Vistara starts preparations to fly abroad
New Delhi/Mumbai: Vistara, the full-service airline owned by the Tata group and Singapore Airlines Ltd, is conducting an international operations safety audit and exploring tie-ups with foreign airlines as it prepares to fly abroad, two senior company executives said.
The airline, which was launched in January 2015, has hired an auditor to secure the International Air Transport Association (IATA)’s IOSA certification, which would let it finalize commercial agreements with international airlines, chief executive officer Phee Teik Yeoh said. IOSA stands for IATA Operational Safety Audit, a global industry standard.
“To start up overseas operations—we are working towards it,” Yeoh said, confirming the airline has appointed an IATA-approved auditor. He, however, did not provide further details about the firm’s international plans.
Almost all airlines in India, with the exception of one low-cost carrier, are IOSA certified.
“Compliance with over a thousand IOSA standards and recommended practices helps an airline improve its operational safety and reduce the number of audits conducted,” IATA spokesperson Albert Tjoeng said in an email.
Vistara, which was keen on international operations from the start, was stymied by a rule which mandated that new airlines had to fly locally for five years and have a fleet of 20 aircraft before venturing abroad.
In June, the government removed the five-year stipulation. This means Vistara, which has 11 Airbus A320s now and plans to add two more this year, apart from seven A320Neo expected in the next fiscal year, will be eligible to launch its first overseas flight before the end of 2017-18.
Vistara is already in talks with parent Singapore Airlines for a code-sharing agreement.
“We are in discussions with Singapore for code sharing. They will be the first to do it with us, have initiated discussions with a couple of other airlines and it should come in another couple of months,” said Sanjiv Kapoor, chief commercial and strategy officer at Vistara, adding the airline was also “exploring bilateral relationships with the like-minded parties which are mutually beneficial”, without elaborating further.
Vistara has also forged so-called interline agreements with nine airlines, including British Airways, Japan Airlines and Kenya Airways, Kapoor said.

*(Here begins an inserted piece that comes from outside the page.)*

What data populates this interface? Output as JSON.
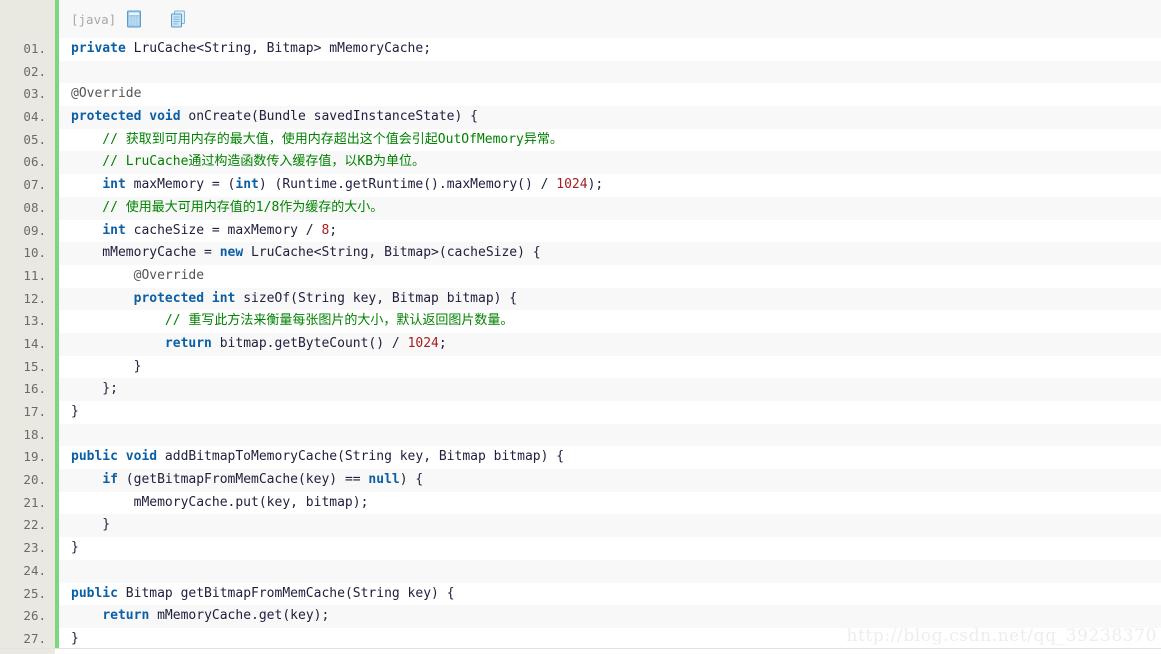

Interlining is an agreement between individual airlines to handle passengers travelling on routes that require multiple flights on multiple airlines. These agreements allow passengers to change from one flight on one airline to another flight on another airline without having to gather their bags or check in again. Interlining deals may be followed by code sharing and bilateral relationships.
“As part of a long-term plan, we are looking at whether it makes sense for us to have small aircraft; it may not be,” Yeoh said, adding that there was no decision yet on advancing any existing aircraft deliveries. He also said no decision has been taken on international fleet requirements, such as wide-body planes. The fleet plan has to be first approved by the Vistara board.
An official at an aircraft manufacturer, who declined to be identified, said Vistara has taken and continues to take presentations for both wide-body planes used for long-haul flights and smaller ones for shorter flights.
“But they haven’t decided yet and they are not even giving a sense of where they want to fly. For close-by destinations like Dubai, they already have A320. The question is what will they choose for long-haul operations,” said the official.
Vistara has become a more attractive career choice for pilots and cabin crew since the rules for airlines flying abroad were relaxed, a senior pilot with a low-cost airline said.
Technical staff see an opportunity to fly international if they work for Vistara, compared with only free tickets for local flying with domestic airlines. Pilots also hope to upgrade themselves from flying medium-haul to long-haul planes like Boeing’s 777 and 787, and Airbus’s A330, 350 and 380.
Free seats for employees and their families—based on flight occupancy—is an important perk built into the compensation of airline employees. It is one of the reasons many of them move to airlines in the Gulf with their vast international networks.
An official at the civil aviation ministry, speaking on condition of anonymity, said that established airlines are pressuring the government to increase the notice period for pilots from six months to one year. Officials from both established airlines (some of whom want the notice increased to one year) and new airlines (who want it to be retained at six months) have been meeting ministry officials to lobby their case, this official said.
The senior pilot cited earlier said that, like the 5/20 rule, the notice period too was a faulty regulation.
“Nowhere in the world does the regulator make it mandatory to give a six months’ notice period for pilots,” the ministry official said. “It should go away completely.”